The fairytale in the fells
Step back in time in Blanchland, the postcard-perfect, honey-stone village with the rightful reputation as one of the prettiest villages in the north of England. Stones, cobbles, hanging baskets and winding lanes are everywhere in Blanchland, and there isn’t a modern-day chainstore in sight.
The village owes its name to the French canons who lived and worked in Blanchland Abbey and were distinguished by their white habits. ‘Blanche’ is French for white, and so the name ‘Blanchland’ was born. A local shop with an unusual, white-washed postbox, The White Monk Tea Room, which used to be the village school, Blanchland Abbey and the magnificent Lord Crewe Arms Hotel which was originally built as the Abbot's Lodge are all that you’ll find in this small village in Northumberland.
The oh-so-atmospheric Lord Crewe Arms Hotel is one of the oldest hostelries in the country, dating back to the 12th century.

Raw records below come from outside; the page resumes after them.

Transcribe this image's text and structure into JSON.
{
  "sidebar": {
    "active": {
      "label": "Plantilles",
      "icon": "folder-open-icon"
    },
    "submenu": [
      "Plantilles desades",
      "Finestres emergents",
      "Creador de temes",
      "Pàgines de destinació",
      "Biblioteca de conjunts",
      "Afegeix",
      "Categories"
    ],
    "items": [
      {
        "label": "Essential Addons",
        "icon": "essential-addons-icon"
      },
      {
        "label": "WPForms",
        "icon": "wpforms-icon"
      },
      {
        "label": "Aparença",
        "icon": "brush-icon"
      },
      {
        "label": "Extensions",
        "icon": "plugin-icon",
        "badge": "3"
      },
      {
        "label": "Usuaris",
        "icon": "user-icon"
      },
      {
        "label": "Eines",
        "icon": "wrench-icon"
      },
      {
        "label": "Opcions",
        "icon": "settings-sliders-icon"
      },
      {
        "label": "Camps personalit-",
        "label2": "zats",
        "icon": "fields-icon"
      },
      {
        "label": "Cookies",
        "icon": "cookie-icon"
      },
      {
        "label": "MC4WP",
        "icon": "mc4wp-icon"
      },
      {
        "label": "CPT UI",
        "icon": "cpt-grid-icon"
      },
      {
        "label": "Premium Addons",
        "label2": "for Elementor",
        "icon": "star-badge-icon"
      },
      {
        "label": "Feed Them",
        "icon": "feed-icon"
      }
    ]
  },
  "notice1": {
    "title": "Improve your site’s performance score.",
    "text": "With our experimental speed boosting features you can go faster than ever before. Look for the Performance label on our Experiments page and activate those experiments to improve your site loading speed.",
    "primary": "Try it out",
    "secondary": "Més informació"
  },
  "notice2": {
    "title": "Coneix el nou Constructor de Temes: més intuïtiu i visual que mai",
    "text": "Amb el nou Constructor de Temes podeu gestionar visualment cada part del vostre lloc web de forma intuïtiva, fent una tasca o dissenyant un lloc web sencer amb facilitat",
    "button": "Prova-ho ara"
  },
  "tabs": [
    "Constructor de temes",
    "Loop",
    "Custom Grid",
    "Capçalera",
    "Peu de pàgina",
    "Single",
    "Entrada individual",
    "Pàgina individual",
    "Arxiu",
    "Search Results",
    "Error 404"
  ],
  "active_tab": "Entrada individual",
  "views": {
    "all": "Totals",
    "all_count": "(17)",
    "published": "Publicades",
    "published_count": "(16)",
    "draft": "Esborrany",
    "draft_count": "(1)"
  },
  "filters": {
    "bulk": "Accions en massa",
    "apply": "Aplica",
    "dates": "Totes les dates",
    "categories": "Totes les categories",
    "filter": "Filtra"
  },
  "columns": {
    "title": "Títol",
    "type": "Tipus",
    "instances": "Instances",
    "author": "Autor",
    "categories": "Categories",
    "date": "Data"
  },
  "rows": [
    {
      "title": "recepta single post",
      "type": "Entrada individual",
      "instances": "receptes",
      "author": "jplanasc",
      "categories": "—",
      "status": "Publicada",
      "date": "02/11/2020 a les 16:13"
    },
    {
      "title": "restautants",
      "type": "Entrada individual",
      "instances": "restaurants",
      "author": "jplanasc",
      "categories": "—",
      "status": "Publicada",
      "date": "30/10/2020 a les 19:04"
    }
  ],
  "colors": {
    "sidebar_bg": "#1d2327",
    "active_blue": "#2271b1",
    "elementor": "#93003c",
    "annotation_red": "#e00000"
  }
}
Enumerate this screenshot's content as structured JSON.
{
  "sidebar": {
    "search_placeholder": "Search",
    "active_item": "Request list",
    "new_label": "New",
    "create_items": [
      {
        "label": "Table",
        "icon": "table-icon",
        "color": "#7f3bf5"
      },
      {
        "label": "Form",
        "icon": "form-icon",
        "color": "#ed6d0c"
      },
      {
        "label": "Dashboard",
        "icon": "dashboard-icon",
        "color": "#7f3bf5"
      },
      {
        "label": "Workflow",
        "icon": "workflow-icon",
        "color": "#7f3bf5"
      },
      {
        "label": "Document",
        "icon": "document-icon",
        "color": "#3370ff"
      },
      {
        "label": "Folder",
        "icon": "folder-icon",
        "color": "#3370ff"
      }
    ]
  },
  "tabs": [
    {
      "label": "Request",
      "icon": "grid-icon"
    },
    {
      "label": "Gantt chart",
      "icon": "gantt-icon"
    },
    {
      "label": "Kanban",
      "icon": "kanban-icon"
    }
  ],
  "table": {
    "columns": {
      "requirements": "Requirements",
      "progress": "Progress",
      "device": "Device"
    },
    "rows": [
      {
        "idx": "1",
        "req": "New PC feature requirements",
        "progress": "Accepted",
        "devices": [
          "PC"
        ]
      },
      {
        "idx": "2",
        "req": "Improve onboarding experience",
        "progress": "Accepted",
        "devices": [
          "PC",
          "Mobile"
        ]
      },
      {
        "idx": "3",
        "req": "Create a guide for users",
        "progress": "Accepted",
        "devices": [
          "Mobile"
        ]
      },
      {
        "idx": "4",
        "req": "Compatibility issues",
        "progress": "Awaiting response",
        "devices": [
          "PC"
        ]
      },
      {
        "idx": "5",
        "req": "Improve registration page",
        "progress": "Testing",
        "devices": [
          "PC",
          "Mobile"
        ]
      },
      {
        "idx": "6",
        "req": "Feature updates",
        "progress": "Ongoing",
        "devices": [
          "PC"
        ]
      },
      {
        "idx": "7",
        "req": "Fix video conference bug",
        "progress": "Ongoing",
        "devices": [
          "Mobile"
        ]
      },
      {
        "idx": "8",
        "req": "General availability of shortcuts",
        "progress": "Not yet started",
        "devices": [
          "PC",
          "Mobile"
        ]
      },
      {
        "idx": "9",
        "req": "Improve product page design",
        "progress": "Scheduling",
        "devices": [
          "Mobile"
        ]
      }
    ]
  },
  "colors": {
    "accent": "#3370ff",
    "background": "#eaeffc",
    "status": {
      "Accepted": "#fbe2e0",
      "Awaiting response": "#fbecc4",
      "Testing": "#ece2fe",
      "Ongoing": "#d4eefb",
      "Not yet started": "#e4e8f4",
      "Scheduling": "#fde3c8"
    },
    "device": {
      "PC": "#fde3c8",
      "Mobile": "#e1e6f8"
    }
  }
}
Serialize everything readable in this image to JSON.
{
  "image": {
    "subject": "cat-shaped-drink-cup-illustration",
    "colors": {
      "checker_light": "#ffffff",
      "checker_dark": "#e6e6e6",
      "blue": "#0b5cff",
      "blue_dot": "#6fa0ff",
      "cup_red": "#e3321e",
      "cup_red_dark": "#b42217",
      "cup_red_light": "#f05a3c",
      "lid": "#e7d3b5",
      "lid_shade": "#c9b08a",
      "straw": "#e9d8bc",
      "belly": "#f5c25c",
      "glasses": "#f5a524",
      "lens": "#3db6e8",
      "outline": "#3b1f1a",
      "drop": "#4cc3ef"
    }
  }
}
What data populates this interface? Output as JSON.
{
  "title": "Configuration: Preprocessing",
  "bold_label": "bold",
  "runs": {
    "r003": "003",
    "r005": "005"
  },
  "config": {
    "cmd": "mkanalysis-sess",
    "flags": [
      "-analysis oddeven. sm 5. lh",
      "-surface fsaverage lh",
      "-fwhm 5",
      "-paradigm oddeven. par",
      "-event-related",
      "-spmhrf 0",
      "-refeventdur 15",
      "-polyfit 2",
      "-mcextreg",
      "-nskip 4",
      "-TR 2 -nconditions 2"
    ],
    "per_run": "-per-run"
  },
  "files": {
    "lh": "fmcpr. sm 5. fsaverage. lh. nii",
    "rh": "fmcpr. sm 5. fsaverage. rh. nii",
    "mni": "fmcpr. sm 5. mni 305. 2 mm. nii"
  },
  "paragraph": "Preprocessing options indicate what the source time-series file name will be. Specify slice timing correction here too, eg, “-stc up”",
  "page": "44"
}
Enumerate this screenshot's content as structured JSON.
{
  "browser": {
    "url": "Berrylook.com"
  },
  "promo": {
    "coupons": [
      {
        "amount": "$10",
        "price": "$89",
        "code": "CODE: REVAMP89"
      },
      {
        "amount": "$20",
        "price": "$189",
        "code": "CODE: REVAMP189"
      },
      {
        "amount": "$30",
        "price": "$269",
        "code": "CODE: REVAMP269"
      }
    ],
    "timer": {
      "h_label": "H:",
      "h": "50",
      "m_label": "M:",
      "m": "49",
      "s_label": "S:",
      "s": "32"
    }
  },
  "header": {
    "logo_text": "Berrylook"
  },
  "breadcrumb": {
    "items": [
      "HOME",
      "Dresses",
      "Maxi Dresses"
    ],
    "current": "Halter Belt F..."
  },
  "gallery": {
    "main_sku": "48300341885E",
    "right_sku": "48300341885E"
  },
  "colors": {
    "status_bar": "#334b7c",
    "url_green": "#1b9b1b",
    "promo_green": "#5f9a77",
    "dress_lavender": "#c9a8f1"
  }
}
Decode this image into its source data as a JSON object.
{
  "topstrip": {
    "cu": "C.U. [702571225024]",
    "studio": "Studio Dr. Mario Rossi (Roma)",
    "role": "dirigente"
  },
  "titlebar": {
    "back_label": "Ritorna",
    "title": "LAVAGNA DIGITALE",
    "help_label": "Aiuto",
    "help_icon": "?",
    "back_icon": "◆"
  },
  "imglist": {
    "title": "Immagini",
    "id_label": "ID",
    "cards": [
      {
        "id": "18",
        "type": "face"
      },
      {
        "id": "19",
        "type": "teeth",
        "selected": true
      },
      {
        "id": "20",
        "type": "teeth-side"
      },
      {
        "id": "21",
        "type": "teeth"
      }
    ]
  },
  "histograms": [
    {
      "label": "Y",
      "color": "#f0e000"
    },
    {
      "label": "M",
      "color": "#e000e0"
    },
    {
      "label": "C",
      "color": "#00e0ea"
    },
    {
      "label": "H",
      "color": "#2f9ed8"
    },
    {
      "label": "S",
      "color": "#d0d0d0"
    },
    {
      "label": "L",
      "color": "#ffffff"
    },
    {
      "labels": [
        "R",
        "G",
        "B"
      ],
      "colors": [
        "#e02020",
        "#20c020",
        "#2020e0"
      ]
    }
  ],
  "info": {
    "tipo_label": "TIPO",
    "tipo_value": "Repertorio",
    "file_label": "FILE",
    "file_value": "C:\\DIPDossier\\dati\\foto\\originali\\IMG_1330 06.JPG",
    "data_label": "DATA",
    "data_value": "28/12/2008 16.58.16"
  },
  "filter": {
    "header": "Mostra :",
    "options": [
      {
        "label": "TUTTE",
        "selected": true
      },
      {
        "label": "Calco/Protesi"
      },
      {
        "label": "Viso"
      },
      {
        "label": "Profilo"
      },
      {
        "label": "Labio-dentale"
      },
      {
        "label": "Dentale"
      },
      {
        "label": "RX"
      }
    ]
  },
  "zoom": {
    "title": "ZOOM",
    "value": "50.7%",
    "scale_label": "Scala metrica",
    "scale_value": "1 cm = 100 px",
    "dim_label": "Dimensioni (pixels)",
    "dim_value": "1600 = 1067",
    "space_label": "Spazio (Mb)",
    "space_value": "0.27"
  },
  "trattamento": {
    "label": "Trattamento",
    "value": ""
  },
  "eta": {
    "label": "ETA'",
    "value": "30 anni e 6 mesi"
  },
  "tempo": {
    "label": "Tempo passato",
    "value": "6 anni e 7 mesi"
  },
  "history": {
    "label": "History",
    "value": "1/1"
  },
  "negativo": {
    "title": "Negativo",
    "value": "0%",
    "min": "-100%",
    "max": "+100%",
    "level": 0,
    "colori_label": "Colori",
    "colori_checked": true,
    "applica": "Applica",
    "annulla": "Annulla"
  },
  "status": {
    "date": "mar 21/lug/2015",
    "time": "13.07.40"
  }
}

Here, the Jacobite Rebellion leader, General Tom Foster, hid behind the inn’s great fireplace in 1715. Expect to find stone wall interiors, rustic wooden beams, flickering candles and a roaring open fire when you visit for a drink, some scran or an overnight stay.
Blanchland Abbey was founded by Walter de Bolbec in 1165. Edward III visited the hidden gem while campaigning against the Scots in 1327. During church restoration in 1881, a 'marvellous system of drains devised by the monks' was discovered under the chancel. At least that is what the architect thought. It is much more likely that the 'drains' were, in fact, acoustic pits beneath the choir stalls, meant to amplify the voices of monks singing.
Surrounded by magnificent fells and idyllic views, Blanchland straddles the Northumberland and Durham border in the North Pennines Area of Outstanding Natural Beauty.